In comparison to the IEG’s Sponsorship Marketplace, the main differences are: pricing and the amount of information you’re able to post. SponsorPark has one membership upgrade decision (either Premium or Professional), both marginally priced to allow all sizes of opportunities a more affordable option. This allows the seller access to the full proposal listing and can communicate a tremendous amount of information as an overview. IEG’s marketplace offers an “a la carte” menu of items you can choose to include in your listing, each separately priced.
SponsorshipStrategist: What’s the greatest value SponsorPark offers?
Targeted exposure for opportunities / quality research from sponsors. We use the automated functionality of the site, the insights/suggestions from our team, social media, our blog and other resources to promote quality partnerships. We also pride ourselves in best practice education from our blog, networking on our social media groups and our resources page, and promoting industry awareness on our news section.
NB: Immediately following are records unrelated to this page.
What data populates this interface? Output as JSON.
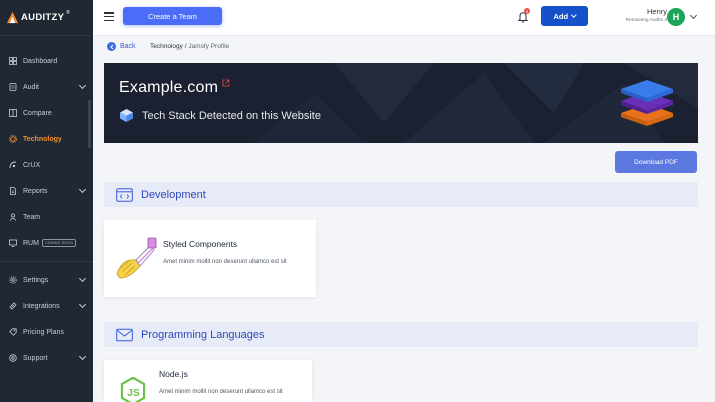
{
  "app": {
    "name": "AUDITZY",
    "trademark": "®"
  },
  "sidebar": {
    "items": [
      {
        "label": "Dashboard",
        "icon": "dashboard-icon",
        "has_chevron": false,
        "active": false
      },
      {
        "label": "Audit",
        "icon": "audit-icon",
        "has_chevron": true,
        "active": false
      },
      {
        "label": "Compare",
        "icon": "compare-icon",
        "has_chevron": false,
        "active": false
      },
      {
        "label": "Technology",
        "icon": "technology-icon",
        "has_chevron": false,
        "active": true
      },
      {
        "label": "CrUX",
        "icon": "crux-icon",
        "has_chevron": false,
        "active": false
      },
      {
        "label": "Reports",
        "icon": "reports-icon",
        "has_chevron": true,
        "active": false
      },
      {
        "label": "Team",
        "icon": "team-icon",
        "has_chevron": false,
        "active": false
      },
      {
        "label": "RUM",
        "icon": "rum-icon",
        "has_chevron": false,
        "active": false,
        "badge": "COMING SOON"
      },
      {
        "label": "Settings",
        "icon": "settings-icon",
        "has_chevron": true,
        "active": false
      },
      {
        "label": "Integrations",
        "icon": "integrations-icon",
        "has_chevron": true,
        "active": false
      },
      {
        "label": "Pricing Plans",
        "icon": "pricing-icon",
        "has_chevron": false,
        "active": false
      },
      {
        "label": "Support",
        "icon": "support-icon",
        "has_chevron": true,
        "active": false
      }
    ]
  },
  "topbar": {
    "create_team_label": "Create a Team",
    "notification_count": "0",
    "add_label": "Add",
    "user_name": "Henry",
    "user_subtext": "Remaining Audits 3",
    "avatar_initial": "H"
  },
  "breadcrumb": {
    "back_label": "Back",
    "path_main": "Technology",
    "path_sep": " / ",
    "path_sub": "Jamsfy Profile"
  },
  "hero": {
    "site": "Example.com",
    "subtitle": "Tech Stack Detected on this Website"
  },
  "actions": {
    "download_pdf_label": "Download PDF"
  },
  "sections": [
    {
      "title": "Development",
      "icon": "code-window-icon",
      "cards": [
        {
          "title": "Styled Components",
          "description": "Amet minim mollit non deserunt ullamco est sit",
          "icon": "styled-components-icon"
        }
      ]
    },
    {
      "title": "Programming Languages",
      "icon": "envelope-icon",
      "cards": [
        {
          "title": "Node.js",
          "description": "Amet minim mollit non deserunt ullamco est sit",
          "icon": "nodejs-icon"
        }
      ]
    }
  ],
  "colors": {
    "sidebar_bg": "#1f2833",
    "active_nav": "#f28c28",
    "primary": "#4a6cf7",
    "add_button": "#1552c9",
    "section_title": "#2e4ab8",
    "avatar": "#1ea35a"
  }
}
SponsorshipStrategist: What are your aspirations for SponsorPark?
We want SponsorPark to be the “go-to” online resource for buyers and sellers when they’re targeting potential new partners or sponsorship service providers. We want to continue growing our scope of services to the sponsorship community in order to make the sponsorship community more efficient, educated, and proactive.
SponsorshipStrategist: What else should Sponsorship Strategist readers know?
We offer a personal consultation to any new member who wants to learn more about our services from our team – we love learning about your efforts and helping you determine if SponsorPark is a good fit. If interested, please don’t hesitate to reach out at: [email protected]. We’re also expanding our “resources” page – if you’d like to be listed as a sponsorship service provider, you can reach us at the same contact with your request to be considered. Our presence is also growing on LinkedIn and Twitter, and we invite you to join us in these communities to further network and stay informed as to our growth and progress!
To learn more you can reach Emily at: [email protected]. And stayed tuned. On Thursday, you'll meet Kris Mathis, founder of SponsorPitch.
Till then, what has been your experience with SponsorPark?
[Full disclosure: Both sites occasionally republish my posts from SponsorshipStrategist.com; however, I have no financial interests in either site.]